I am honored to share my thoughts on the topic of education, a subject for which I have a great passion. Education can be defined as the “formal process by which society deliberately transmits its accumulated knowledge, skills, customs, and values from one generation to another.” Education has always been a high priority in my life because of the values instilled in me by my parents, as well as the sacrifices made by many before them which have afforded unlimited educational opportunities today.
My father supported our family of ten through an Air Force career as an aircraft mechanic. My mother was a homemaker and sewing machine operator. While neither completed college, both established high educational standards for us. My parents also promoted an attitude of service. As a military family, this included service to our country, of course, but it also meant service to our family, church, and community. We were taught to leverage our education, resources, and skills to support ourselves and help others.
I have enjoyed a long career in housing finance and have had the opportunity of helping many achieve homeownership. I also have appreciated the privilege to learn from some incredible, inspirational people along the way and look for ways to share the lessons I have learned with others.
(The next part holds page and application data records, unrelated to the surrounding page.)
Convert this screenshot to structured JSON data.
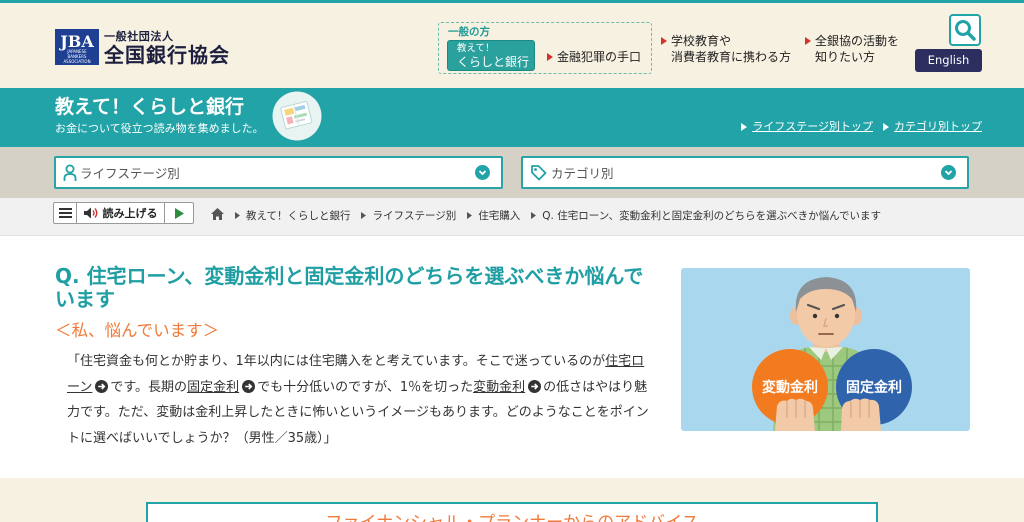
{
  "header": {
    "logo": {
      "mark": "JBA",
      "mark_sub": [
        "JAPANESE",
        "BANKERS",
        "ASSOCIATION"
      ],
      "org_type": "一般社団法人",
      "org_name": "全国銀行協会"
    },
    "audience": {
      "label": "一般の方",
      "current_line1": "教えて！",
      "current_line2": "くらしと銀行",
      "link": "金融犯罪の手口"
    },
    "nav": [
      {
        "line1": "学校教育や",
        "line2": "消費者教育に携わる方"
      },
      {
        "line1": "全銀協の活動を",
        "line2": "知りたい方"
      }
    ],
    "search_icon": "search-icon",
    "language_button": "English"
  },
  "banner": {
    "title": "教えて！くらしと銀行",
    "subtitle": "お金について役立つ読み物を集めました。",
    "links": [
      "ライフステージ別トップ",
      "カテゴリ別トップ"
    ]
  },
  "filters": [
    {
      "label": "ライフステージ別",
      "icon": "person-icon"
    },
    {
      "label": "カテゴリ別",
      "icon": "tag-icon"
    }
  ],
  "reader_toolbar": {
    "menu_icon": "menu-icon",
    "speaker_icon": "speaker-icon",
    "label": "読み上げる",
    "play_icon": "play-icon"
  },
  "breadcrumb": {
    "home_icon": "home-icon",
    "items": [
      "教えて！くらしと銀行",
      "ライフステージ別",
      "住宅購入",
      "Q. 住宅ローン、変動金利と固定金利のどちらを選ぶべきか悩んでいます"
    ]
  },
  "article": {
    "title": "Q. 住宅ローン、変動金利と固定金利のどちらを選ぶべきか悩んでいます",
    "subheading": "＜私、悩んでいます＞",
    "body": [
      "「住宅資金も何とか貯まり、1年以内には住宅購入をと考えています。そこで迷っているのが",
      "住宅ローン",
      "です。長期の",
      "固定金利",
      "でも十分低いのですが、1％を切った",
      "変動金利",
      "の低さはやはり魅力です。ただ、変動は金利上昇したときに怖いというイメージもあります。どのようなことをポイントに選べばいいでしょうか？（男性／35歳）」"
    ],
    "illustration": {
      "left_label": "変動金利",
      "right_label": "固定金利"
    }
  },
  "advice": {
    "title": "ファイナンシャル・プランナーからのアドバイス"
  },
  "colors": {
    "teal": "#22a3a7",
    "navy": "#2b2e5e",
    "orange": "#f07a3a",
    "beige": "#f7f1e2",
    "filter_band": "#d5d1c6",
    "variable_rate": "#f37b1f",
    "fixed_rate": "#2f64ad"
  }
}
One of the lessons I like to share relates to the “three C’s of credit,” which credit professionals consider when determining whether to extend credit: character, capacity, and collateral. The “three C’s” are important foundational principles in financial education that everyone should be aware of, but they also can be applied to the following life principles:
Character– Be your word. Be prepared to work hard to reach your goals. Don’t be envious of what others have.
Capacity– Live within your means. Make a conscious decision to have reserves in every aspect of your life.
Collateral/Capital– Be willing to invest your resources and put “skin in the game” to reach your goals. You may not think you have much, but cherish what you have.
As our country continues to work through the financial crisis, it is important to make financial education readily available and accessible, as well as to find new ways to share resources and collaborate. The greatest gift of education is the ability to share it. I encourage everyone to make a positive difference by finding his or her own way to share what they have learned with others.